Page: 235


Senator COONEY(10.30) —I repeat that it deserves support, firstly because it achieves an acknowledgment of an horrific event in history-the cruel, calculated execution of a myriad of innocent people in the name of perverted and pernicious belief; and secondly, because this motion does not descend to the abuse of those who maintain that the Holocaust did not occur. That is a great achievement.

It has been debated how those who gainsay the Holocaust should be addressed. It is to be expected that those who accept its occurence will react to it with great emotion. This can lead to calls for censorship of publications inpugning the historicity of the Holocaust. It can lead to claims that freedom of thought, speech and research are prejudiced by the very people condemning the Nazis for their negation of human rights.

We can entertain great sympathy for those who might want to suppress publications denying the Holocaust. It ranks amongst the most horrible events in the history of mankind but, in the end, it is best to approach the issue as this motion does. It notes in simple and stark terms the circumstances that have evoked the proposals. It denies no one civil rights and it does not condemn any expression of opinion. It declares positively that about 40 years ago there was a period in history when events occurred which are really beyond description, but which should be kept forever in the minds of people who seek the advance of humans away from the dark and into the light. I congratulate Senator Baume for the motion.

Question resolved in the affirmative.

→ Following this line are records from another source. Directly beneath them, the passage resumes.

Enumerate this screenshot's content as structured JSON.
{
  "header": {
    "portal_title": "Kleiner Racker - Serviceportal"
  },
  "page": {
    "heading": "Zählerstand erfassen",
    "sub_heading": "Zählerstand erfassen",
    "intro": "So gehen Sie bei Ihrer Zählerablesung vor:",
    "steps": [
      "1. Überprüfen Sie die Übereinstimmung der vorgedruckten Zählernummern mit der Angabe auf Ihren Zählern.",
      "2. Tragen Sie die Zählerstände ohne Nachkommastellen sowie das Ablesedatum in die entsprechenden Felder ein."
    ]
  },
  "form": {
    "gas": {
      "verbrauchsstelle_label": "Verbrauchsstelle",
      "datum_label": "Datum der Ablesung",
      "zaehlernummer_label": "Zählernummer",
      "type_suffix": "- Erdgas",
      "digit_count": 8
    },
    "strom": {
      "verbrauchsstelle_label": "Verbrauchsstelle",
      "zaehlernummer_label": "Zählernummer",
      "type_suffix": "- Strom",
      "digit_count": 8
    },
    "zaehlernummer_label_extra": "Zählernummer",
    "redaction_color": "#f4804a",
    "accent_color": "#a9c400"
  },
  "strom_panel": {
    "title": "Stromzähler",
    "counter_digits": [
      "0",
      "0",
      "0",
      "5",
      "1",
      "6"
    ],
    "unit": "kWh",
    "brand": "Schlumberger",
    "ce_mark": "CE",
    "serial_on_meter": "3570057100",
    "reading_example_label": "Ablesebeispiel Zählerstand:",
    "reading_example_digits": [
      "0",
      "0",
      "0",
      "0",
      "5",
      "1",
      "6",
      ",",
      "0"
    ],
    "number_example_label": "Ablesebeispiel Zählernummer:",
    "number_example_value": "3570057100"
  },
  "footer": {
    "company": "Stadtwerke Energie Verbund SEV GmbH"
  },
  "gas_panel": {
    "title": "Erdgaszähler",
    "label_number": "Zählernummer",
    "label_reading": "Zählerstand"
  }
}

Senator Peter Rae —I ask that it be noted that the question was carried unanimously.


The PRESIDENT —Yes, it was carried unanimously.